THE TASK:
Going line by line through the records below, count those with the word "JSON" and give only the count.

╭──

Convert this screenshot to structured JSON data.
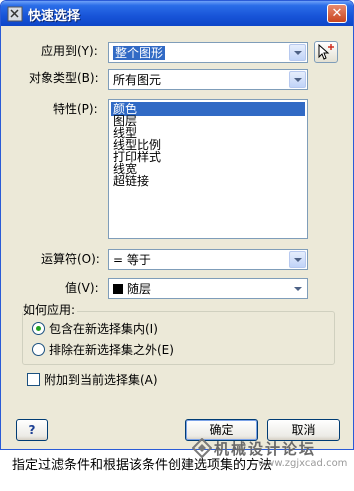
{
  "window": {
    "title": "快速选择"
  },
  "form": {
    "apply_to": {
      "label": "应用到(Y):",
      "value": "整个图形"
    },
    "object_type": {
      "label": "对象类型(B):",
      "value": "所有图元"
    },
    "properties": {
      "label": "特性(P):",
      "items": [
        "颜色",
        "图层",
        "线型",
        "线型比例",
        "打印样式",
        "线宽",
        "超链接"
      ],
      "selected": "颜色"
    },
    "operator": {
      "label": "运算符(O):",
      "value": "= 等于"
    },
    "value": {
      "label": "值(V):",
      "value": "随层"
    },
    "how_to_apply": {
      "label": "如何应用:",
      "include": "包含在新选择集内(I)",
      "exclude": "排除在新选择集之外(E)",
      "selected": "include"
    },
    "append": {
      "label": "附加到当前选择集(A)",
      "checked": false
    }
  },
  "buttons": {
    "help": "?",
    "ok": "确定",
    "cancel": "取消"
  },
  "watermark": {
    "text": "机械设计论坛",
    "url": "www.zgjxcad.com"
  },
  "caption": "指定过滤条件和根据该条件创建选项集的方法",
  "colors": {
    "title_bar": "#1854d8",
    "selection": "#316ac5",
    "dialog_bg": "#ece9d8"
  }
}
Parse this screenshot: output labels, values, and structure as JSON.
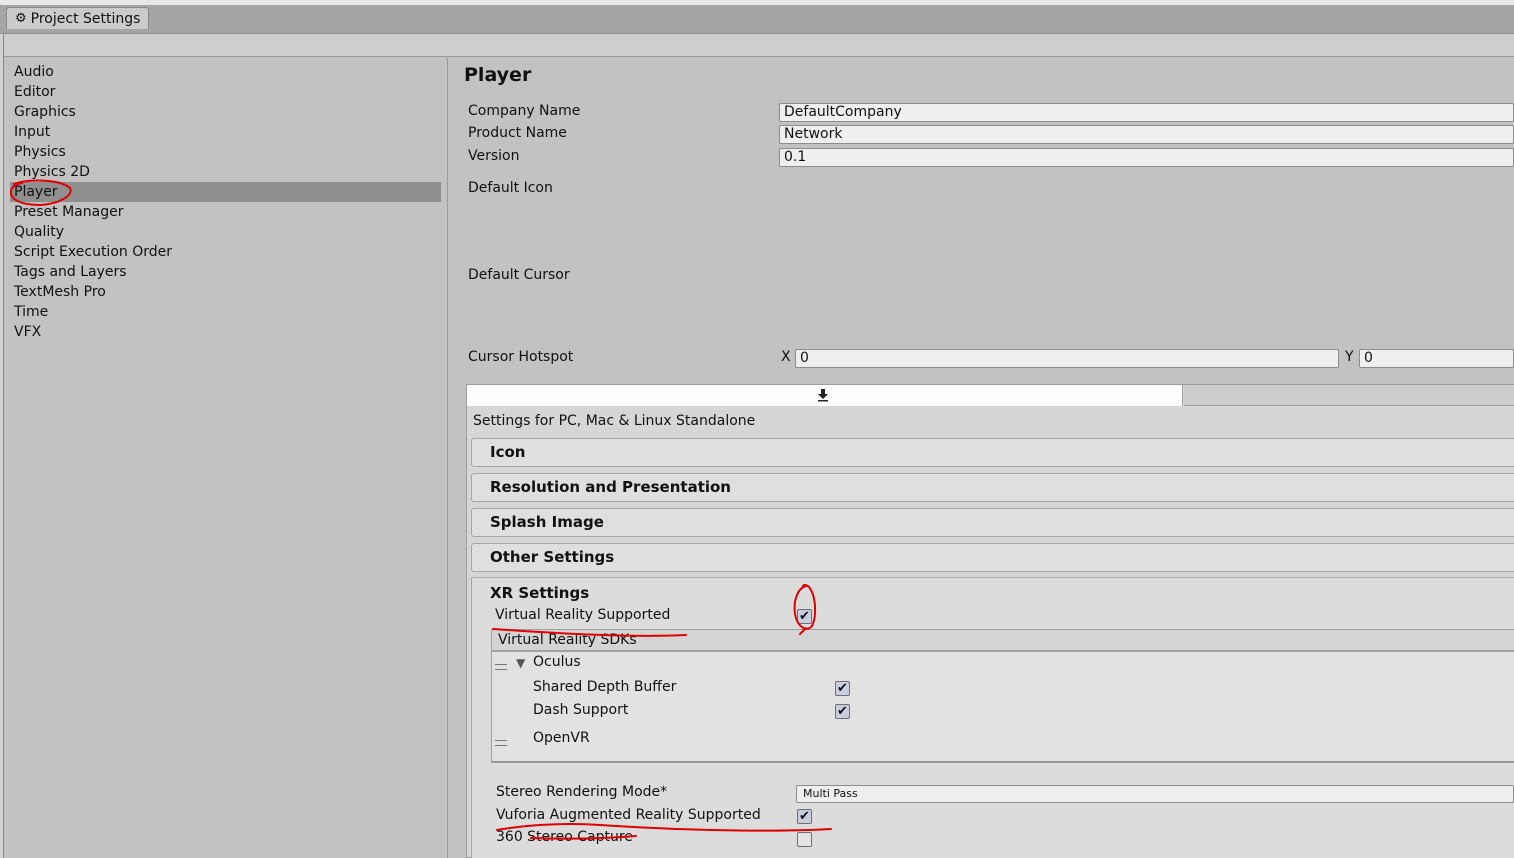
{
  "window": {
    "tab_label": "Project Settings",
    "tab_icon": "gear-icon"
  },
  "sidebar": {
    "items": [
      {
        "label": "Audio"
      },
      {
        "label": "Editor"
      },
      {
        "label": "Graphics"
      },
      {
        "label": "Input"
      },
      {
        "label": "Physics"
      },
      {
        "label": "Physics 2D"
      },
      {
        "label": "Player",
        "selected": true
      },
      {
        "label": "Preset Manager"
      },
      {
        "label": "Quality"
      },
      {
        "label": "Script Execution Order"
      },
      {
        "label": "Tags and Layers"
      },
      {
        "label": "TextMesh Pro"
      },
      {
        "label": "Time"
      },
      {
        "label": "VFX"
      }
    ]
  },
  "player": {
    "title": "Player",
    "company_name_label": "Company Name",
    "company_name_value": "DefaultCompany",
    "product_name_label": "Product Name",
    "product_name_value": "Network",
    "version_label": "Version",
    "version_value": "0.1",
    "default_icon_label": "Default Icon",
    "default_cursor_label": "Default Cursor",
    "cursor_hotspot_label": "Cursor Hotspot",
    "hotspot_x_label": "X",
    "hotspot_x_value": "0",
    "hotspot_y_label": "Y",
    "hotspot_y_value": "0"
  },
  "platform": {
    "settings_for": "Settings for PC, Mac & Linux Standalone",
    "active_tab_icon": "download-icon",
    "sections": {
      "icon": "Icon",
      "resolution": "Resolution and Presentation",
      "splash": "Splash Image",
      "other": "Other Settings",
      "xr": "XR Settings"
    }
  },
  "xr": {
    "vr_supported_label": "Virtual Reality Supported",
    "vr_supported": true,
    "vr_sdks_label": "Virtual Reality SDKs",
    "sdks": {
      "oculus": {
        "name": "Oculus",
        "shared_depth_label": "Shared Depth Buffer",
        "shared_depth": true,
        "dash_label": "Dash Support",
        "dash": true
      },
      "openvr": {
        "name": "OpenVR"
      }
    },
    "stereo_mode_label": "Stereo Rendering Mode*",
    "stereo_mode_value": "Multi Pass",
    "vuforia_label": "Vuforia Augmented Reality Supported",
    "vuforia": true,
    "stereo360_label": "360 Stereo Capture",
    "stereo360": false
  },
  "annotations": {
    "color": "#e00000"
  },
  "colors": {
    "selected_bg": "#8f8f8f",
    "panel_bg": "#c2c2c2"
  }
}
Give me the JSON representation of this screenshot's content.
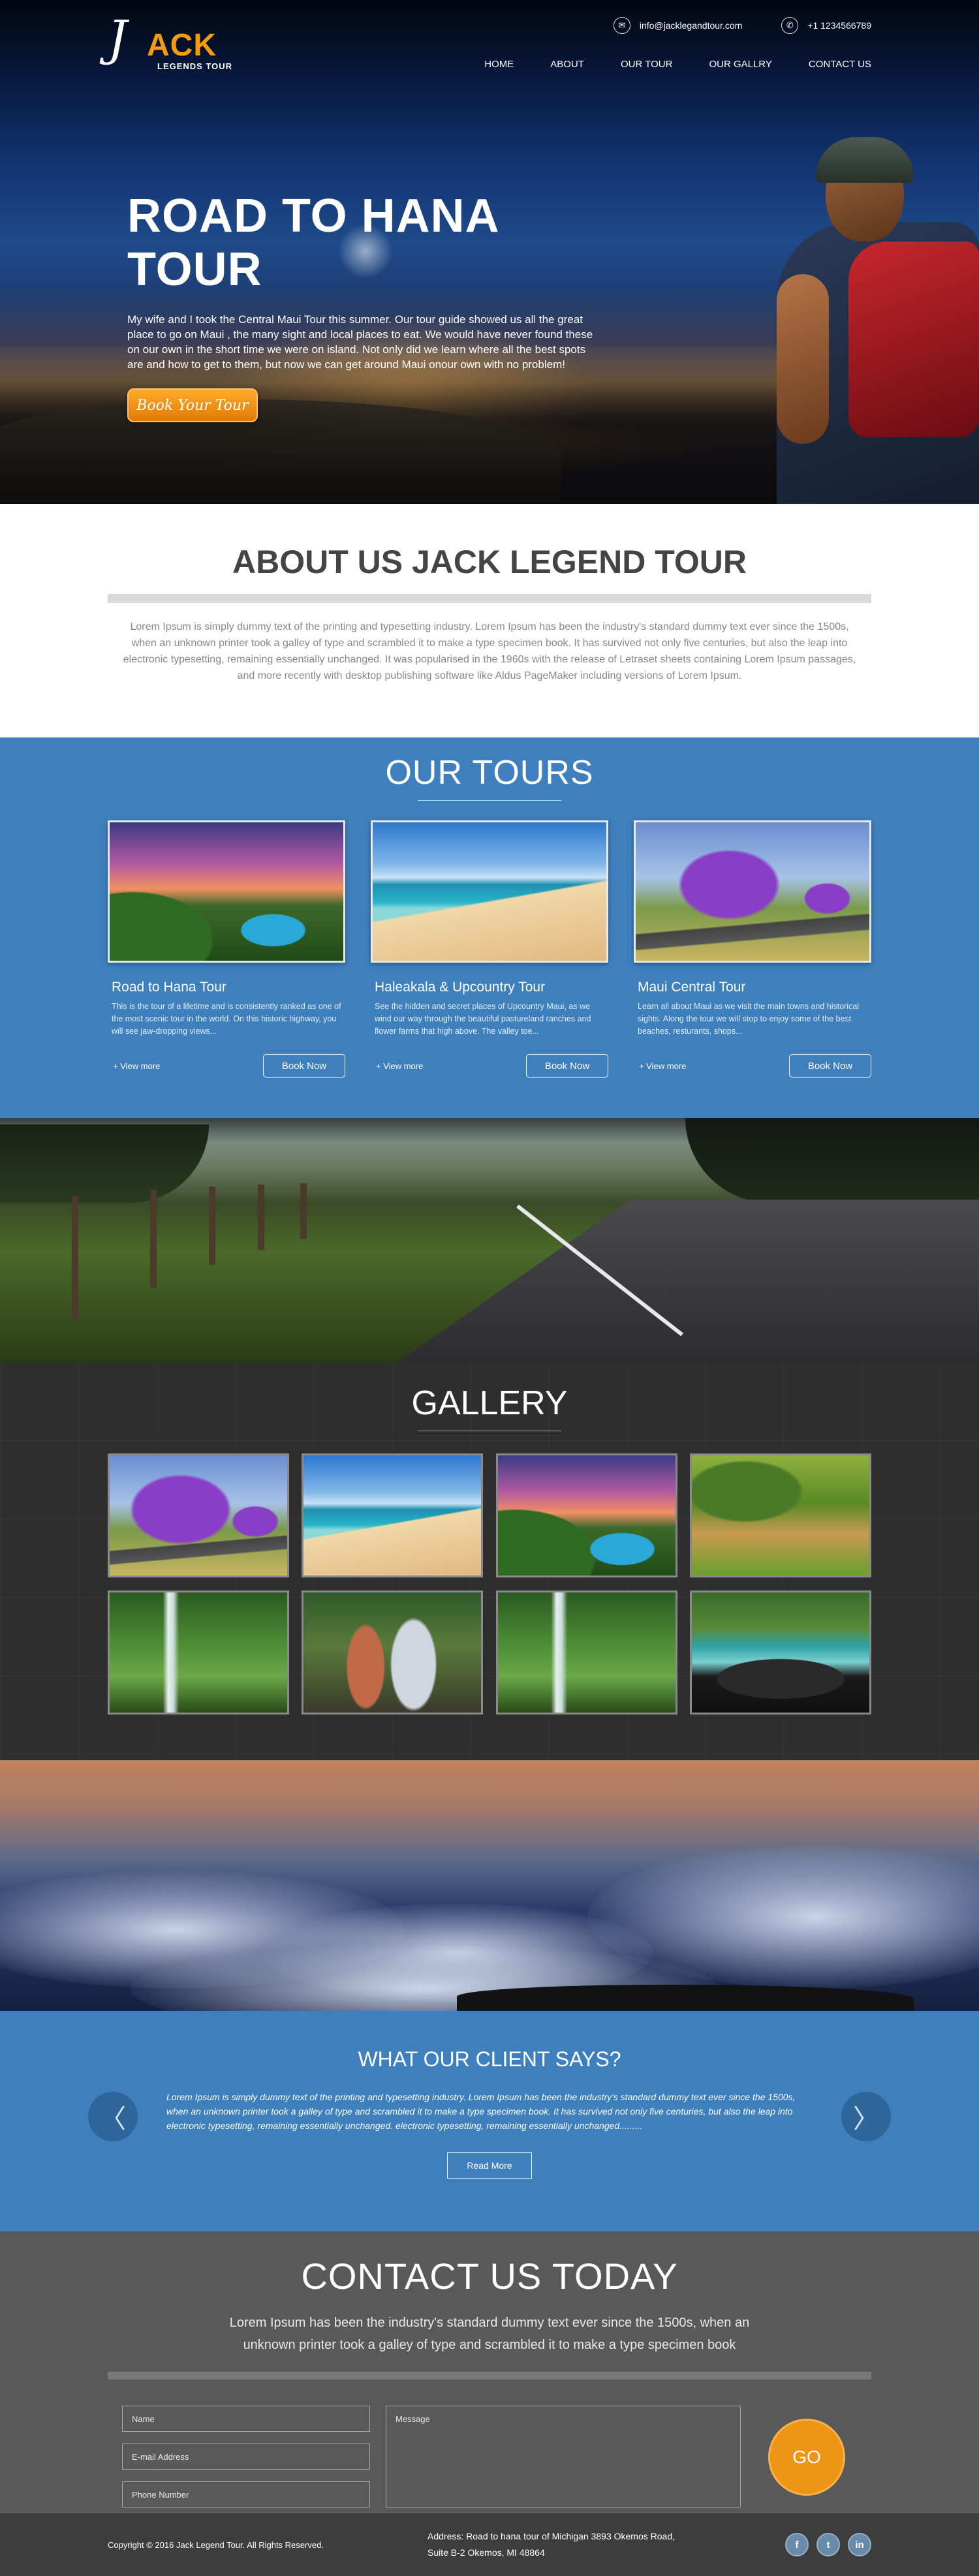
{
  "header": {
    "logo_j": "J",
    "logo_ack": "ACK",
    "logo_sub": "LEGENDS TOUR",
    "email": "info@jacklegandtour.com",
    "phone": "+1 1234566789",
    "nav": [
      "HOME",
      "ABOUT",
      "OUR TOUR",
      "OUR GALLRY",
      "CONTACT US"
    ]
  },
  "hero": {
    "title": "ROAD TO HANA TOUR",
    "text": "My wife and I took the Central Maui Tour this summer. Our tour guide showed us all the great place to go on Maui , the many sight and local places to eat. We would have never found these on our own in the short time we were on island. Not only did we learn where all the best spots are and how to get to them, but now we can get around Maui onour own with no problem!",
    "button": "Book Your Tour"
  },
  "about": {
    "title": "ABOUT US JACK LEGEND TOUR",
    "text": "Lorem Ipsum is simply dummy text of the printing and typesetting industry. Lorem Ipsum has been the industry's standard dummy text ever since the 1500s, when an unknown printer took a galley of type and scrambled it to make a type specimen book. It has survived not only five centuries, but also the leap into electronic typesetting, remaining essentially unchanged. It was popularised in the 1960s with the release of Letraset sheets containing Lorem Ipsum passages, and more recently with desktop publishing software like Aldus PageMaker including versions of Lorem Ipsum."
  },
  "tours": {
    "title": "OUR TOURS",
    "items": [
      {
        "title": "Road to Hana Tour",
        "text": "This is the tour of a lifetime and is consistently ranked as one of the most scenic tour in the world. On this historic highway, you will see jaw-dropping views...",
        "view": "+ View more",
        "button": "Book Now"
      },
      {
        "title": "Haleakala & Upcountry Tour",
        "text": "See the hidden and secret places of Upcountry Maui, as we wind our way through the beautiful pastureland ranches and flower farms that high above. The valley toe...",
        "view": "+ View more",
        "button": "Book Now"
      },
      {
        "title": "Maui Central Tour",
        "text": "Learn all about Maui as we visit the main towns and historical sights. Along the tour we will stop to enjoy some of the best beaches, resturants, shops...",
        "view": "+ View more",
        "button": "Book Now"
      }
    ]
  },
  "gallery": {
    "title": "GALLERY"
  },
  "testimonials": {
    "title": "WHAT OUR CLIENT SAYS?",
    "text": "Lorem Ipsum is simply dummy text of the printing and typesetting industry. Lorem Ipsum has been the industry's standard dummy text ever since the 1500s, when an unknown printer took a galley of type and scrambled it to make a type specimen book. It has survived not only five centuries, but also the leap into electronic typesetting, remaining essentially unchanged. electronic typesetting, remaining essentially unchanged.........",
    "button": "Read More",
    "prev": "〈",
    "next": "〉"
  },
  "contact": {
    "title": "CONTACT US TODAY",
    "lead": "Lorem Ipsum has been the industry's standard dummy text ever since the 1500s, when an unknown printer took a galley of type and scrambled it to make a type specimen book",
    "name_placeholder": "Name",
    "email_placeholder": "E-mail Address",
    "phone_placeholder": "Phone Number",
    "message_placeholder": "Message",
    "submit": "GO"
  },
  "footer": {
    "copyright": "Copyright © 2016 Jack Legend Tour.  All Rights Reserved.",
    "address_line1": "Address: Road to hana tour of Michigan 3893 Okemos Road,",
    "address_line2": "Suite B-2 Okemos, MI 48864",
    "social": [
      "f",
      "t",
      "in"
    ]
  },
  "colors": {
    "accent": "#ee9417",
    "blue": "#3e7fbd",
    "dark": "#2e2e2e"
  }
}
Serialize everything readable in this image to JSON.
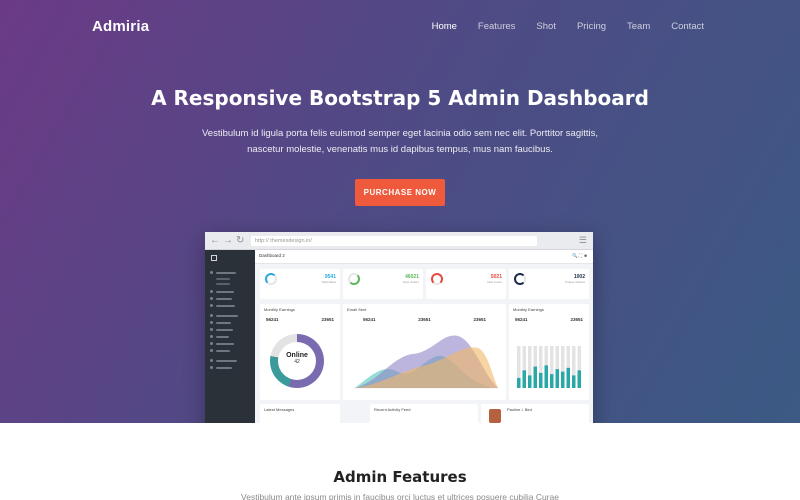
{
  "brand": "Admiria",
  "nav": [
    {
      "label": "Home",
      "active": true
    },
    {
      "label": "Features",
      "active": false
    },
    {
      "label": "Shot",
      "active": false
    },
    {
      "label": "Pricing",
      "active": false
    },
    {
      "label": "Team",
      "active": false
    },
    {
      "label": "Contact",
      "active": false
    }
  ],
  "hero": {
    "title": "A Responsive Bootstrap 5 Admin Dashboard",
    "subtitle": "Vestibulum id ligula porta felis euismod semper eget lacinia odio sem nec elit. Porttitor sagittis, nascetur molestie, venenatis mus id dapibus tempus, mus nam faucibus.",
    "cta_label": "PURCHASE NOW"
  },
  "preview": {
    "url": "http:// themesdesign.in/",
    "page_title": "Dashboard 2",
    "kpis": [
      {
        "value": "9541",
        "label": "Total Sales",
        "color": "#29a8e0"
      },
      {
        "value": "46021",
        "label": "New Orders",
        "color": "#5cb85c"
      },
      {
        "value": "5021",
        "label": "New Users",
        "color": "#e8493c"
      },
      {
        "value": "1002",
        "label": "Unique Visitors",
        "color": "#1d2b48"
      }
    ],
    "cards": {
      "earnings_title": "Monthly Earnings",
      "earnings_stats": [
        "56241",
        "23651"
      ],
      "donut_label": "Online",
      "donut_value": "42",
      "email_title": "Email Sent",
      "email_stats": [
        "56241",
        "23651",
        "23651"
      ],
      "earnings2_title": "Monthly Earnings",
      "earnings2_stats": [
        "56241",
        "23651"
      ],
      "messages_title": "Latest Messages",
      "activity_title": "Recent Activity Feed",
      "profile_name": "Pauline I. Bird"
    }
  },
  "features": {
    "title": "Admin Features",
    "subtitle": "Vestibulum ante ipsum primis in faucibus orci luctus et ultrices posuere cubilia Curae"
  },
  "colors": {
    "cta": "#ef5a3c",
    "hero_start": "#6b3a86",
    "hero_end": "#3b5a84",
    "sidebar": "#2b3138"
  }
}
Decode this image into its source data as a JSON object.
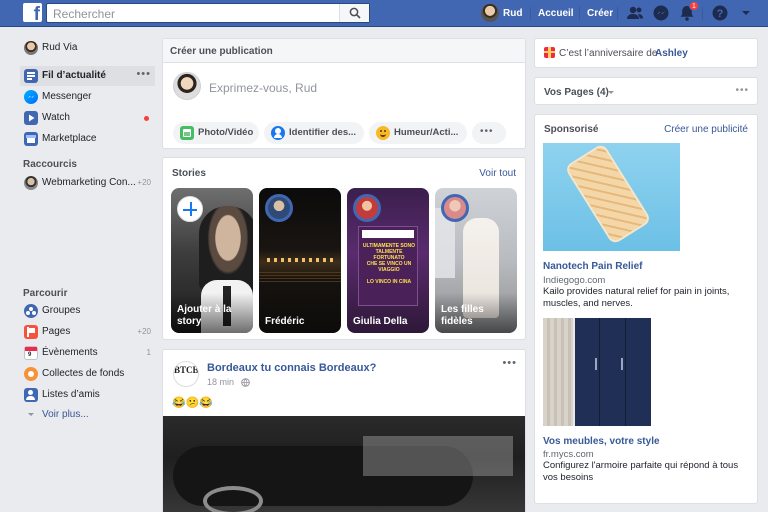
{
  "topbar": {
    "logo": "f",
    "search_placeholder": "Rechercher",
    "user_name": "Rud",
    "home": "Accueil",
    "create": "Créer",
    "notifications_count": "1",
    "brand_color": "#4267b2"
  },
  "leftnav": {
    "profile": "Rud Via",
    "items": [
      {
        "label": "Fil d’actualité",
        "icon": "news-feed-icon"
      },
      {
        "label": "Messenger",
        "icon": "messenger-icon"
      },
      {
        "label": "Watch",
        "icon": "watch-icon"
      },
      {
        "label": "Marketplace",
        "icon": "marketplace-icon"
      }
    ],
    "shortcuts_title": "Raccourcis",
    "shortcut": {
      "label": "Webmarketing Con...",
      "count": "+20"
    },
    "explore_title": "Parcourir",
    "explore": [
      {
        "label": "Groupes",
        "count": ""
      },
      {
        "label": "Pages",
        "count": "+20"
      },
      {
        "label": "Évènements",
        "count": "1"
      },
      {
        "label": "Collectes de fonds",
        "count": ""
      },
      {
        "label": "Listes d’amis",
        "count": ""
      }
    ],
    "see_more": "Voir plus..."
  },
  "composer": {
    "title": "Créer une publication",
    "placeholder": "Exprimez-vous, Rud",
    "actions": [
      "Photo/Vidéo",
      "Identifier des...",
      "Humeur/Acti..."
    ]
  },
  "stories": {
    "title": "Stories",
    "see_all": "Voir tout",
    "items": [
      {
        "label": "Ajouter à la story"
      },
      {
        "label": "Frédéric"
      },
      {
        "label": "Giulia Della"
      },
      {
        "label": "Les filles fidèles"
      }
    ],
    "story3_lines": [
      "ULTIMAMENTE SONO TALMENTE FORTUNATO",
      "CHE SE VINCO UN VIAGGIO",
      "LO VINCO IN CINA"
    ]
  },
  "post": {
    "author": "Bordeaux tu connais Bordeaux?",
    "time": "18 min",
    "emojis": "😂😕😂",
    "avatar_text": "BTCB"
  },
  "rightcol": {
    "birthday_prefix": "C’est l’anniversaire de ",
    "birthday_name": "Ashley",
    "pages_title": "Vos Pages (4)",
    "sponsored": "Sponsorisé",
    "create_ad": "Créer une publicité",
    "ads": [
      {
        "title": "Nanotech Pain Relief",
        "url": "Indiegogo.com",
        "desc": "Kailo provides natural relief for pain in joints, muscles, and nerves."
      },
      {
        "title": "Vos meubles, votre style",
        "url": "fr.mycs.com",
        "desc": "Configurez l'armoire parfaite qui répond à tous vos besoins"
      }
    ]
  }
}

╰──

EXPECTED ANSWER:
5